Foreign tourists commonly visit the mountains in northern Iraq and the marshes in southern Iraq. The beautiful mountains in northern Iraq became well known to the international community, and especially to the United States, when Iranian troops captured 3 Americans who were hiking in the region. Recently, a part of the southern Marshes were announced as Iraq’s first national park. This park is to be called “The Garden of Eden,” a name which hints at the fabled location of the Garden of Eden, believed to be in modern day southern Iraq. There are currently tours which visit the marshes run by the company, Hinterlands.

Iraq was home to some of the oldest cultures in the world, including the Sumerians, Akkadians, Babylonians, Assyrians, and Chaldeans. These great empires, (two of which, the Assyrians and Chaldeans, have populations alive to this day) built large cities throughout Iraq. Some cities built by these ancient civilizations have ruins which are still found in modern day Iraq. The Sumerian Ziggurat of Ur is located near modern day Nasiriya, parts of Babylon are still standing in modern day Hila, and the Assyrian Hawler Castle is found in Erbil.

More recently, Iraq has been a home to Persians and Arabs, who have left behind their cultural influence in the form of ancient and modern spectacles. The Persians left behind the Arch of Ctesiphon located in modern day Salman Pak. The Arabs have left many medieval and modern day masterpieces, to include the Spiral Minaret of Samarra, the Palace of Ukhaidar nearby Karbala, the Imam Hussein Shrine in Karbala, the Imam Ali Mosque in Najaf, and the Golden (Al-Askari) Mosque in Samarra, and the Shanasheel in Basra.

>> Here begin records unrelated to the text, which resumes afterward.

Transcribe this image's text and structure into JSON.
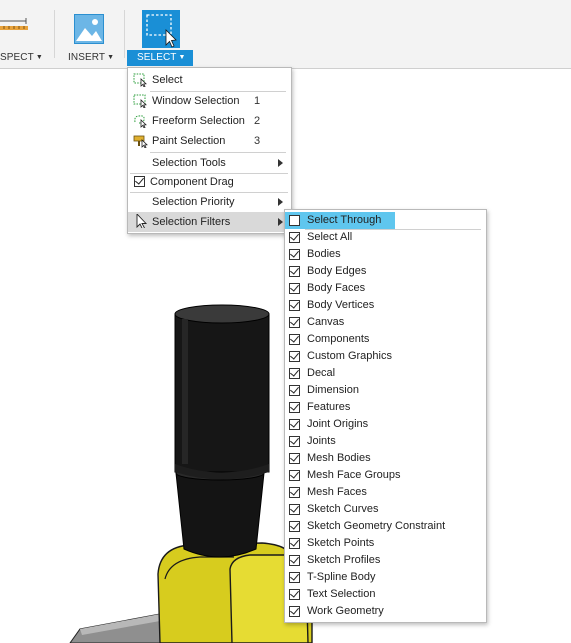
{
  "toolbar": {
    "inspect_label": "SPECT",
    "insert_label": "INSERT",
    "select_label": "SELECT",
    "accent_color": "#1a8fd6"
  },
  "select_menu": {
    "items": [
      {
        "label": "Select",
        "shortcut": "",
        "icon": "select-cursor-icon"
      },
      {
        "label": "Window Selection",
        "shortcut": "1",
        "icon": "window-selection-icon"
      },
      {
        "label": "Freeform Selection",
        "shortcut": "2",
        "icon": "freeform-selection-icon"
      },
      {
        "label": "Paint Selection",
        "shortcut": "3",
        "icon": "paint-selection-icon"
      },
      {
        "label": "Selection Tools",
        "submenu": true
      },
      {
        "label": "Component Drag",
        "checked": true
      },
      {
        "label": "Selection Priority",
        "submenu": true
      },
      {
        "label": "Selection Filters",
        "submenu": true,
        "highlighted": true
      }
    ]
  },
  "filters_menu": {
    "items": [
      {
        "label": "Select Through",
        "checked": false,
        "highlighted": true
      },
      {
        "label": "Select All",
        "checked": true
      },
      {
        "label": "Bodies",
        "checked": true
      },
      {
        "label": "Body Edges",
        "checked": true
      },
      {
        "label": "Body Faces",
        "checked": true
      },
      {
        "label": "Body Vertices",
        "checked": true
      },
      {
        "label": "Canvas",
        "checked": true
      },
      {
        "label": "Components",
        "checked": true
      },
      {
        "label": "Custom Graphics",
        "checked": true
      },
      {
        "label": "Decal",
        "checked": true
      },
      {
        "label": "Dimension",
        "checked": true
      },
      {
        "label": "Features",
        "checked": true
      },
      {
        "label": "Joint Origins",
        "checked": true
      },
      {
        "label": "Joints",
        "checked": true
      },
      {
        "label": "Mesh Bodies",
        "checked": true
      },
      {
        "label": "Mesh Face Groups",
        "checked": true
      },
      {
        "label": "Mesh Faces",
        "checked": true
      },
      {
        "label": "Sketch Curves",
        "checked": true
      },
      {
        "label": "Sketch Geometry Constraint",
        "checked": true
      },
      {
        "label": "Sketch Points",
        "checked": true
      },
      {
        "label": "Sketch Profiles",
        "checked": true
      },
      {
        "label": "T-Spline Body",
        "checked": true
      },
      {
        "label": "Text Selection",
        "checked": true
      },
      {
        "label": "Work Geometry",
        "checked": true
      }
    ]
  }
}
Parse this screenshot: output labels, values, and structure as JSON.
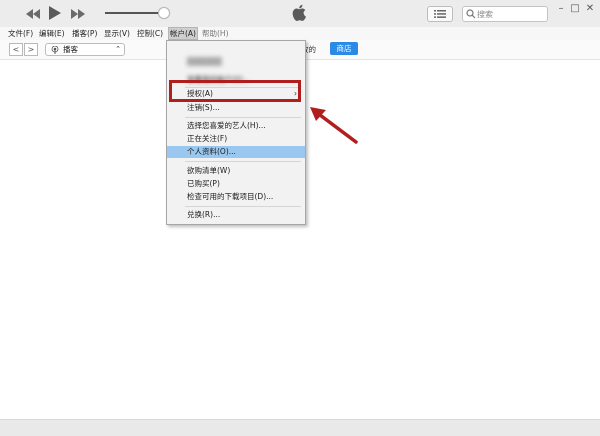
{
  "player": {
    "rewind": "◀◀",
    "play": "▶",
    "forward": "▶▶"
  },
  "search": {
    "placeholder": "搜索",
    "value": ""
  },
  "menubar": {
    "file": "文件(F)",
    "edit": "编辑(E)",
    "podcast": "播客(P)",
    "view": "显示(V)",
    "controls": "控制(C)",
    "account": "帐户(A)",
    "help": "帮助(H)"
  },
  "nav": {
    "back": "<",
    "forward": ">",
    "media": "播客",
    "partial": "放的",
    "store": "商店"
  },
  "dropdown": {
    "blurred_top": "██████",
    "view_account": "查看我的帐户(V)...",
    "authorize": "授权(A)",
    "sign_out": "注销(S)...",
    "favorite_artists": "选择您喜爱的艺人(H)...",
    "following": "正在关注(F)",
    "profile": "个人资料(O)...",
    "wishlist": "欲购清单(W)",
    "purchased": "已购买(P)",
    "check_downloads": "检查可用的下载项目(D)...",
    "redeem": "兑换(R)..."
  },
  "colors": {
    "annotation": "#b11e1e",
    "highlight": "#99c7f0",
    "store_blue": "#2a8ae6"
  }
}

I am very excited to see that tourism is thriving in Iraq. I promised one of my dear Iraqi friends that I would return to Iraq, and I look forward to the day when I can return for my third tour, not as a soldier, but as a tourist.

 

 

To learn more about the southern Marshes, please read a previous EPIC blog.
To find out more information about hiking in Iraq’s northern mountains, please visit EPIC’s Iraqi Youth Hike Page.

 

Russian tourists take a boat ride through the marshes in Basra [Afef Hassan / Reuters]
Western tourists visit the Ziggurat of Ur [Afef Hassan / Reuters]